Work instructions →
Gather, from the listing beneath this task, every line holding the string "Vita".

Data provided →
-- Opening Marker --
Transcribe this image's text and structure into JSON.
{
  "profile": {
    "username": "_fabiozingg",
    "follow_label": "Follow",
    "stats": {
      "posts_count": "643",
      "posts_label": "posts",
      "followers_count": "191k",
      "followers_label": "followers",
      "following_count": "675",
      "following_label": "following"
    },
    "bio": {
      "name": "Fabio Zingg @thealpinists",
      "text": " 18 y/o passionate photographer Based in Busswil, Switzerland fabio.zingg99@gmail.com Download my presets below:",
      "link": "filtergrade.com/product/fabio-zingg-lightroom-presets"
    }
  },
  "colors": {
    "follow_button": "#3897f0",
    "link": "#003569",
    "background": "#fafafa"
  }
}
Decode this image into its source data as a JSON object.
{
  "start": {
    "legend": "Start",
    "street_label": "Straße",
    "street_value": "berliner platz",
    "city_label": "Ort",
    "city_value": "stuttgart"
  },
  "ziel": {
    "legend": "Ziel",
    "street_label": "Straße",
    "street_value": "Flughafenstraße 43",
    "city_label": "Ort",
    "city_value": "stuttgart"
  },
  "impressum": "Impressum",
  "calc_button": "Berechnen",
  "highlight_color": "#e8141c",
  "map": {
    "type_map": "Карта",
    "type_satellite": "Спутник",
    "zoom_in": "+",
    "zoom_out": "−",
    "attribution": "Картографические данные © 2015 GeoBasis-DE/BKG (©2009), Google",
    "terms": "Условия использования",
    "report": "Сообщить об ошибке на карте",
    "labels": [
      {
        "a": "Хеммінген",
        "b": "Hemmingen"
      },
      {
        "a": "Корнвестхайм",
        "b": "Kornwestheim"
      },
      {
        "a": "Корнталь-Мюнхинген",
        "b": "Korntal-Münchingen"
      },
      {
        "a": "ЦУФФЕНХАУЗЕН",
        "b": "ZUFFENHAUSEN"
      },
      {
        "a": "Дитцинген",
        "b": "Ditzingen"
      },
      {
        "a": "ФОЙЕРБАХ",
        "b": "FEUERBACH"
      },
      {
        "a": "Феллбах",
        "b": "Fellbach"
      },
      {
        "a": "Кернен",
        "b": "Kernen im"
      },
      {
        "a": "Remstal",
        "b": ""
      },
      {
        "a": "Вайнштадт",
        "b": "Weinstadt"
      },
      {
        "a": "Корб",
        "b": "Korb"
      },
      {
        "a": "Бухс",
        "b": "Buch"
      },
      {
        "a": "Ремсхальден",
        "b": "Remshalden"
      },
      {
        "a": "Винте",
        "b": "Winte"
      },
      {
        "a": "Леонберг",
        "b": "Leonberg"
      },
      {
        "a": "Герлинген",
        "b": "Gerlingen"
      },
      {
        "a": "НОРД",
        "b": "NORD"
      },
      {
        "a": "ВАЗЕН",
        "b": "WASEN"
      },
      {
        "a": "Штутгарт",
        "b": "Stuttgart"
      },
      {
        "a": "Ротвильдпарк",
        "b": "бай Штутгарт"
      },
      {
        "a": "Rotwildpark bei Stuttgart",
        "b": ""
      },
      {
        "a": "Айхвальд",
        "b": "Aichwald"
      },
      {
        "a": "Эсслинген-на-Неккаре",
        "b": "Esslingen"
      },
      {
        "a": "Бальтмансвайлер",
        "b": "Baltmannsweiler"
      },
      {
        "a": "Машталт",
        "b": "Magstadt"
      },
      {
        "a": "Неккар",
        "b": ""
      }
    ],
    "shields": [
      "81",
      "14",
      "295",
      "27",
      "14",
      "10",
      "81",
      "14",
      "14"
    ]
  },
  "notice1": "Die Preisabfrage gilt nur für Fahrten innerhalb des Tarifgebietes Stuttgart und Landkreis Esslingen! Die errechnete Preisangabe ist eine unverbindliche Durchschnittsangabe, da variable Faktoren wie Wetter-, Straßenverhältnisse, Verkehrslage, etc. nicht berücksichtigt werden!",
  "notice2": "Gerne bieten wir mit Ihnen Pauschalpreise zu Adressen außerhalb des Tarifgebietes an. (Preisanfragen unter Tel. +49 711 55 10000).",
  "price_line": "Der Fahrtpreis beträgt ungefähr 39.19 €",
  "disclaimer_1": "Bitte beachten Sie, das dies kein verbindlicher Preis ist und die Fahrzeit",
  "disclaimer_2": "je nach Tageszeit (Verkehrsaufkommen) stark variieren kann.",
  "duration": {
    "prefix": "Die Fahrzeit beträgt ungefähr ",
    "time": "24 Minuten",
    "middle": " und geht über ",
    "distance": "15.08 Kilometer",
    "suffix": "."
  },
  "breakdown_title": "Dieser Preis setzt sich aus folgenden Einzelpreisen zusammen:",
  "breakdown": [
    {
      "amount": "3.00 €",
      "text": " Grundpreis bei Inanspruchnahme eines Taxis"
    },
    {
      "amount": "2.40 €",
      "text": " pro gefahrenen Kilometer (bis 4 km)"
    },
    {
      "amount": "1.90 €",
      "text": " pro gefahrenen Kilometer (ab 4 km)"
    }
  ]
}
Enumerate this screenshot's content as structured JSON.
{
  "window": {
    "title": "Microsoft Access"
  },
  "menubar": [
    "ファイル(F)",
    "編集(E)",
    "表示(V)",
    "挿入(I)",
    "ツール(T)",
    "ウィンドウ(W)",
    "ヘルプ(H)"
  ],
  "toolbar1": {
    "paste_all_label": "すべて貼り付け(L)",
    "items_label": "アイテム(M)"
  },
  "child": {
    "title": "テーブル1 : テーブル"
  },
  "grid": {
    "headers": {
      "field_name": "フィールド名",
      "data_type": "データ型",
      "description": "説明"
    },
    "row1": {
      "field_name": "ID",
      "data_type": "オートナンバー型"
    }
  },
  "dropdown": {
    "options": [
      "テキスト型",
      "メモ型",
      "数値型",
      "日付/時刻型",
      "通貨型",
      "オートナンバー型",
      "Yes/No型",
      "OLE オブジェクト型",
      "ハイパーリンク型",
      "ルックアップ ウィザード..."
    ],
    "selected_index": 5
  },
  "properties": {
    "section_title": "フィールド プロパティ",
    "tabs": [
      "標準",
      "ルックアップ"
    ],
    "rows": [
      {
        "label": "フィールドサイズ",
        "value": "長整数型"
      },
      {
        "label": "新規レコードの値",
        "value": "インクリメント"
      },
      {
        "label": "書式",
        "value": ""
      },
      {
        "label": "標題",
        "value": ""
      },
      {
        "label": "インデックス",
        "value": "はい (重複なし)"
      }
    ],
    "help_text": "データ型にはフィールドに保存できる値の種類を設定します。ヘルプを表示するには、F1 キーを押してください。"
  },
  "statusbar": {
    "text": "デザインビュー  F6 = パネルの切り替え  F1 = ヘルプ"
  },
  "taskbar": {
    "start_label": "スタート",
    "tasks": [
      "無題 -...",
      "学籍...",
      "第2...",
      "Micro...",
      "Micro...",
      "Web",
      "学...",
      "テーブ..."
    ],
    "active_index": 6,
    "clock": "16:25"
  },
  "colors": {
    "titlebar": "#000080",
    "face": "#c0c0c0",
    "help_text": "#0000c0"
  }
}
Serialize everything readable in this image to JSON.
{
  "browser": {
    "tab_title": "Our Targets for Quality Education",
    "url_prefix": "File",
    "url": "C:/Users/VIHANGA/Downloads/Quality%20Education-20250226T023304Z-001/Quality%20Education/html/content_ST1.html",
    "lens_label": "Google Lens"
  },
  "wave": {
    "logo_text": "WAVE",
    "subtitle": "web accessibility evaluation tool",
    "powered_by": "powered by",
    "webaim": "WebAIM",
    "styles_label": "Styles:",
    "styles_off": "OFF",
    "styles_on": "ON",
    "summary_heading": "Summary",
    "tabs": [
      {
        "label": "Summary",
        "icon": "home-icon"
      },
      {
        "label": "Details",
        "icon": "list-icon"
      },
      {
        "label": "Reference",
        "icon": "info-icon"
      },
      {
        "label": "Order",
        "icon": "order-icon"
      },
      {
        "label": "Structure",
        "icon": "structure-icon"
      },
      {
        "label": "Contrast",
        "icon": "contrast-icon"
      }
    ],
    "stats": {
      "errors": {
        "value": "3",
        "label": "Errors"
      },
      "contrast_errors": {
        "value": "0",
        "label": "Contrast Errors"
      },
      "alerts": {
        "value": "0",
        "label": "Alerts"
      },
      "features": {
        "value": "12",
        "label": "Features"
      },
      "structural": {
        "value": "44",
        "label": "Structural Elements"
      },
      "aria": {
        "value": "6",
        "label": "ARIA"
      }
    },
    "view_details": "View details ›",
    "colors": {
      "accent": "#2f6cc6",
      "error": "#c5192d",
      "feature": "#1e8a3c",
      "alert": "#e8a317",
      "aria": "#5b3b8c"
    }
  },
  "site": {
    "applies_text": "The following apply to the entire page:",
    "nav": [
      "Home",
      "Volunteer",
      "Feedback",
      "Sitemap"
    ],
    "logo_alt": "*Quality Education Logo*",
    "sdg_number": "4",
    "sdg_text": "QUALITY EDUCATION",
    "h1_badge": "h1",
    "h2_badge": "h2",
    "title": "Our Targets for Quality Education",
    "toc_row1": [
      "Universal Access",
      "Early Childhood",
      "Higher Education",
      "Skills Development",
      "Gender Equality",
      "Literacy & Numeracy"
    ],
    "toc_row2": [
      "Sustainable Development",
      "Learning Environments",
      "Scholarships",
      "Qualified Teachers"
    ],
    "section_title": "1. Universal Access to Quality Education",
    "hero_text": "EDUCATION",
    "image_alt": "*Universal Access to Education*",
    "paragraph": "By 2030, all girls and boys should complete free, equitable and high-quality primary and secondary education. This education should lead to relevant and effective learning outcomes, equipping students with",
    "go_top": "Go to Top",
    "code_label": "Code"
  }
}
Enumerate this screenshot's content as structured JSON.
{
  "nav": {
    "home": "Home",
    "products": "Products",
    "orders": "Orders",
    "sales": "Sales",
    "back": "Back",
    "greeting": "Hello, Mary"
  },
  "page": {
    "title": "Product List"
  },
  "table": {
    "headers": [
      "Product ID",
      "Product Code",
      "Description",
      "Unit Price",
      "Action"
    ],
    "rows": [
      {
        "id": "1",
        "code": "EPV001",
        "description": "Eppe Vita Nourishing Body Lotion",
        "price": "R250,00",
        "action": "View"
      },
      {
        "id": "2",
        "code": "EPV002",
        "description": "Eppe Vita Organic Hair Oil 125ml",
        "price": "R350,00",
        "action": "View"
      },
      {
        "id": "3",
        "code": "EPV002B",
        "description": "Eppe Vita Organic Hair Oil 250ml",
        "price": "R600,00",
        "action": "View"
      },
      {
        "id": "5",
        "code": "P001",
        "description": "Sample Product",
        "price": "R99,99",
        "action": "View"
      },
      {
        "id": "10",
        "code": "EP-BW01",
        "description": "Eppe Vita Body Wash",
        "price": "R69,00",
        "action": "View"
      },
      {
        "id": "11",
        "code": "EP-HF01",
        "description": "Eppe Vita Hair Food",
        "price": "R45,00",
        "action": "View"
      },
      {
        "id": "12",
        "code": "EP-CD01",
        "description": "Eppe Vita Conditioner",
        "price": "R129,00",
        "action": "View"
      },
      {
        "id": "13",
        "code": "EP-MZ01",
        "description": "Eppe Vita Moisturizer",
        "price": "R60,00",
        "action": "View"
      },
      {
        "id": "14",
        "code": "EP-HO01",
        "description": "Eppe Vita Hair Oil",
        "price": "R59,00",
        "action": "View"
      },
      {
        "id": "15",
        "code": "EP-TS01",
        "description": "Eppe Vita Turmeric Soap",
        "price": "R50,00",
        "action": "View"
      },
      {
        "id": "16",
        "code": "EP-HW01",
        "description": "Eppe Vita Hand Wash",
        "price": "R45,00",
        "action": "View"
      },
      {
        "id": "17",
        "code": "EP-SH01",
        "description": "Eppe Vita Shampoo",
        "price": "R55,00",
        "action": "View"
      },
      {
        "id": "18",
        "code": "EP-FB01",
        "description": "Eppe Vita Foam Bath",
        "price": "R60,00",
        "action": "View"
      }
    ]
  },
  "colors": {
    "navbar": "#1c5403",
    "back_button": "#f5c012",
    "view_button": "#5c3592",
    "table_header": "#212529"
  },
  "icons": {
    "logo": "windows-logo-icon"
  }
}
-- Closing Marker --
Expected answer →
        "description": "Eppe Vita Nourishing Body Lotion",
        "description": "Eppe Vita Organic Hair Oil 125ml",
        "description": "Eppe Vita Organic Hair Oil 250ml",
        "description": "Eppe Vita Body Wash",
        "description": "Eppe Vita Hair Food",
        "description": "Eppe Vita Conditioner",
        "description": "Eppe Vita Moisturizer",
        "description": "Eppe Vita Hair Oil",
        "description": "Eppe Vita Turmeric Soap",
        "description": "Eppe Vita Hand Wash",
        "description": "Eppe Vita Shampoo",
        "description": "Eppe Vita Foam Bath",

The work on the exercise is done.